Many whites in Memphis, calling him a communist and racial agitator, said they were glad he was dead.
In this frightening atmosphere, Mrs. King and three of her children led some 20,000 marchers through the streets of Memphis on April 8, holding signs that read, “Honor King: End Racism,” “Union Justice Now,” or, simply, “I Am A Man.” National Guardsmen lined the streets, perched on M-48 tanks, bayonets mounted, as helicopters circled overhead. She led another 150,000 in a funeral procession through the streets of Atlanta the next day.
Her quiet courage and composed demeanor renewed people’s sense of pride, courage and respect for the peaceful principles the civil-rights movement stood for. In the wake of King’s death, riots spread to 125 cities, leading to the deaths of 43 and arrests of more than 20,000 people, with the deployment of 60,000 National Guardsmen to suppress the rebellion – the largest military intervention in domestic affairs since the Civil War.

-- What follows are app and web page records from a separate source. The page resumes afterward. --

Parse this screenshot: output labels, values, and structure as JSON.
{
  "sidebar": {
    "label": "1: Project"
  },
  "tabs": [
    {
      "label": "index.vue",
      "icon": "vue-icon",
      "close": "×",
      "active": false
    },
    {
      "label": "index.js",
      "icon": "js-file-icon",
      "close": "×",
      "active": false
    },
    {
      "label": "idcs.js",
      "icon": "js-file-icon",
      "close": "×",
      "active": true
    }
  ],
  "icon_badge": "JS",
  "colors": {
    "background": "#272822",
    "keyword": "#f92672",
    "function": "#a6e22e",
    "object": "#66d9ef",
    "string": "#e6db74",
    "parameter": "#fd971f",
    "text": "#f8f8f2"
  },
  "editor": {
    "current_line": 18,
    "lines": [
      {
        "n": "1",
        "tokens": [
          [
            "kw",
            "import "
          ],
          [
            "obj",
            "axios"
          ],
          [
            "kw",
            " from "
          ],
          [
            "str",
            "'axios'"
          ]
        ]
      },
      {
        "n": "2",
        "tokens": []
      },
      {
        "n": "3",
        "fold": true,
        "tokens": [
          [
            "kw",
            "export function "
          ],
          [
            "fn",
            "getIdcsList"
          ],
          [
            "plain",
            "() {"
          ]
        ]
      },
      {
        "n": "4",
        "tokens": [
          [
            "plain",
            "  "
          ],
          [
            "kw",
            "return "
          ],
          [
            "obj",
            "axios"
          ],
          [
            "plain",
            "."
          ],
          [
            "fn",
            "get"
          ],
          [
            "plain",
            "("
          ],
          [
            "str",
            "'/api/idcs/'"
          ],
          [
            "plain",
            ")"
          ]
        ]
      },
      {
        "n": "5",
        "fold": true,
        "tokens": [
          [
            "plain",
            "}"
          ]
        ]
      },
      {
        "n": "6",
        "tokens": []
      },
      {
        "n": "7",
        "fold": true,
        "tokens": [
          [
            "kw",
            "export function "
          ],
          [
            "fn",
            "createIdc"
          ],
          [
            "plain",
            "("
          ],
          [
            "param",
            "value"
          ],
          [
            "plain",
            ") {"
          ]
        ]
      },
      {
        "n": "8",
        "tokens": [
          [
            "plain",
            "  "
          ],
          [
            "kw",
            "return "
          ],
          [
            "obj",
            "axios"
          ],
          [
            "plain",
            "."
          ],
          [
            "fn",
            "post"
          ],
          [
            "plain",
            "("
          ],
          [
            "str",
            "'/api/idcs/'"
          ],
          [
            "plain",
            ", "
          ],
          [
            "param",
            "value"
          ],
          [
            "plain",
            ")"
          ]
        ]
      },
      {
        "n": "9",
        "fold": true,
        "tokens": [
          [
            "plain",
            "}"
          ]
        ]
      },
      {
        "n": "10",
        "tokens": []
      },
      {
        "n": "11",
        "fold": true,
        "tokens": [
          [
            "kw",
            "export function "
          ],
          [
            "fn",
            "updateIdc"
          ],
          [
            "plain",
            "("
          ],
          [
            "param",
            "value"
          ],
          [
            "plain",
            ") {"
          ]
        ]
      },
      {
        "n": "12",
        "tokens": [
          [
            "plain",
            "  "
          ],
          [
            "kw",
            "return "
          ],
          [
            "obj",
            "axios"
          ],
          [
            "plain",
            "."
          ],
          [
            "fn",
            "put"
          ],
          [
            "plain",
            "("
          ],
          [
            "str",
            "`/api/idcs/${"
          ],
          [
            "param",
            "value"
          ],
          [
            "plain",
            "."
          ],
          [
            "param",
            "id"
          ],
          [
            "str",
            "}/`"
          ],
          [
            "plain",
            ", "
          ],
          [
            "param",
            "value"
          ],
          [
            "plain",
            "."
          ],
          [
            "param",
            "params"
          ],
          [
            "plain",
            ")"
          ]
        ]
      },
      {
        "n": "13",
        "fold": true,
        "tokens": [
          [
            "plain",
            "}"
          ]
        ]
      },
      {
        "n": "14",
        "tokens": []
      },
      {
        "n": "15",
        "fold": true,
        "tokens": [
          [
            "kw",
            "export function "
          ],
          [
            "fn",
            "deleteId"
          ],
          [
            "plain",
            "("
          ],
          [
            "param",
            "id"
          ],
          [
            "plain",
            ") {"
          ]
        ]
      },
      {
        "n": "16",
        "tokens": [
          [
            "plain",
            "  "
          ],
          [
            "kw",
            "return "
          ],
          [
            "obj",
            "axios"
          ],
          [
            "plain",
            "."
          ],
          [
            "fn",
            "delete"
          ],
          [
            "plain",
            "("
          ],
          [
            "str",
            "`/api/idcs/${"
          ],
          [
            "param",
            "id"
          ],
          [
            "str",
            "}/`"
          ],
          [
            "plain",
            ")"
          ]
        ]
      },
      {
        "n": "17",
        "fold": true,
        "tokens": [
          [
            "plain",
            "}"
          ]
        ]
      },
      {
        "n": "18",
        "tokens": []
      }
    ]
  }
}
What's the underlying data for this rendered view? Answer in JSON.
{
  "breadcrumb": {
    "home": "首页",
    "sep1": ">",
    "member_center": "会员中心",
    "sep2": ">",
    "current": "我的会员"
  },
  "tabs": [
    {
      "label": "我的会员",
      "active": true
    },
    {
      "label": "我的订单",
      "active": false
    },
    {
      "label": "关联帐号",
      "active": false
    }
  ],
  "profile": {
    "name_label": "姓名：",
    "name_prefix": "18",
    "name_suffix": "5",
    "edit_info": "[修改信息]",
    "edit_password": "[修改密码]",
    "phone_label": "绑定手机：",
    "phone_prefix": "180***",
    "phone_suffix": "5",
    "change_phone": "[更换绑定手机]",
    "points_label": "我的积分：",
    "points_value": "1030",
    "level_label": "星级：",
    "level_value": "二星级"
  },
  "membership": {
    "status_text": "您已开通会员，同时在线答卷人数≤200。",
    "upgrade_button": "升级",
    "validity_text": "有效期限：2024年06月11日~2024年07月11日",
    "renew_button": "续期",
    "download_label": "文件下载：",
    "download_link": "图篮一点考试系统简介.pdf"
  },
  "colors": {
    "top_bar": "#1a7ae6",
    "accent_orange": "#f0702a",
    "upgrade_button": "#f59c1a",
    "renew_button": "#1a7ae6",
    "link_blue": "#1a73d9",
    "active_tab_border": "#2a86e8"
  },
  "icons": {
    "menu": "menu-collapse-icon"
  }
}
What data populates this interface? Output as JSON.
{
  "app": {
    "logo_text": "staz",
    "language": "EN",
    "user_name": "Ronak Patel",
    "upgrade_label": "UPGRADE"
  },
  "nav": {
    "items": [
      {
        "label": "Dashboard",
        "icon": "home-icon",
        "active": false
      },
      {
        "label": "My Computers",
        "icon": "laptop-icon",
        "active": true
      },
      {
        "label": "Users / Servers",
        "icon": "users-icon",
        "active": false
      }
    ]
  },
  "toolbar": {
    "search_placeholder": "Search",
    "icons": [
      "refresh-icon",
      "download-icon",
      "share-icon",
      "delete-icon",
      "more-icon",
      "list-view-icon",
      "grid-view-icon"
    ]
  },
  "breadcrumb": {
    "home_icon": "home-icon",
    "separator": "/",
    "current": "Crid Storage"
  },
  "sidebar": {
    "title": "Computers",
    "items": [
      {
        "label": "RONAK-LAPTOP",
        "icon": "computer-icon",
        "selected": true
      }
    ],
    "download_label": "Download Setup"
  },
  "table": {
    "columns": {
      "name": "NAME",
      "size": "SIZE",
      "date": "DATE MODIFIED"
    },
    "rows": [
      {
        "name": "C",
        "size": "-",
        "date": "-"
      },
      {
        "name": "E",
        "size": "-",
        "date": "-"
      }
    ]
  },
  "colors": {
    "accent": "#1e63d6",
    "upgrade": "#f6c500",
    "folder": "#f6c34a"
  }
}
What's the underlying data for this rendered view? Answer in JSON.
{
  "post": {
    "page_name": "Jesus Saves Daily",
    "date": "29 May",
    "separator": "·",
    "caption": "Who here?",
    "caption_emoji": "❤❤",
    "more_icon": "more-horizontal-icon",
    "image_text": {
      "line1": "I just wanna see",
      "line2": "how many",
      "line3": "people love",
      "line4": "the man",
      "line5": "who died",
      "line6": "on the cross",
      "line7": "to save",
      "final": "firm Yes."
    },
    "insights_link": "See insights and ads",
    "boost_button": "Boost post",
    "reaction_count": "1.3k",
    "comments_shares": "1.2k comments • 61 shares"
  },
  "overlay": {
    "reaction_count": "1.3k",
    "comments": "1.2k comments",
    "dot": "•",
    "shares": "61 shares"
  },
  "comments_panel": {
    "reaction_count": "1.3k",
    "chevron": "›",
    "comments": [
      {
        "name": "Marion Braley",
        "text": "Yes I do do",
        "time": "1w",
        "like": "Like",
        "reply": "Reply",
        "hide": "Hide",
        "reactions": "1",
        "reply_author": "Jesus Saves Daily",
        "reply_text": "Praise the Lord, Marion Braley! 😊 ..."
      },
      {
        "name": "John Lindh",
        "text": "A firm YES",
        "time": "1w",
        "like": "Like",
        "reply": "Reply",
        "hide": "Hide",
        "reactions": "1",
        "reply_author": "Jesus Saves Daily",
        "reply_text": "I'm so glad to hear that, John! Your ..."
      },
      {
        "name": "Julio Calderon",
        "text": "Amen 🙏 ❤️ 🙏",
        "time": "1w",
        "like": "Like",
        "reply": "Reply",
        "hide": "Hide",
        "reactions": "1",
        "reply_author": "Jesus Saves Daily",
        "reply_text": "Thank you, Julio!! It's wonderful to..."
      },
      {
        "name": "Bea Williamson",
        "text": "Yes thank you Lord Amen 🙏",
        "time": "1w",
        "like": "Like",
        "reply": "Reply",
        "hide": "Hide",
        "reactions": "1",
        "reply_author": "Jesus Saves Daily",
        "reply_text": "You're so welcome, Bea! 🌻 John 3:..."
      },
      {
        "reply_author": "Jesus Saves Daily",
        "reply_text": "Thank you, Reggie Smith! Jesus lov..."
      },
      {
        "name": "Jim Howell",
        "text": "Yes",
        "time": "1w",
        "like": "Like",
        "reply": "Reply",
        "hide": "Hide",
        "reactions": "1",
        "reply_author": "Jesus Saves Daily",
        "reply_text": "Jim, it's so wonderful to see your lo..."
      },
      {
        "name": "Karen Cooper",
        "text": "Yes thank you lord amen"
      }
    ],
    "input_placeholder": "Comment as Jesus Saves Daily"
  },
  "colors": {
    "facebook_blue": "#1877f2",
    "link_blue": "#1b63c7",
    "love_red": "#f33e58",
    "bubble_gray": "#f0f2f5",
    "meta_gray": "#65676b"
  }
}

Source: Michael Honey/Seattle Times (April 2nd, 2006) Added by: Colin Harris
1864 – The U.S. Senate passed the 13th Amendment (S.J. Res. 16) by a vote of 38 to 6.
1974 – Hank Aaron hits 715th home run breaking Babe Ruth’s record.
1975 – Frank Robinson of the Cleveland Indians became first black manager of a major league baseball team.
1953 – The bones of Sitting Bull were moved from North Dakota to South Dakota.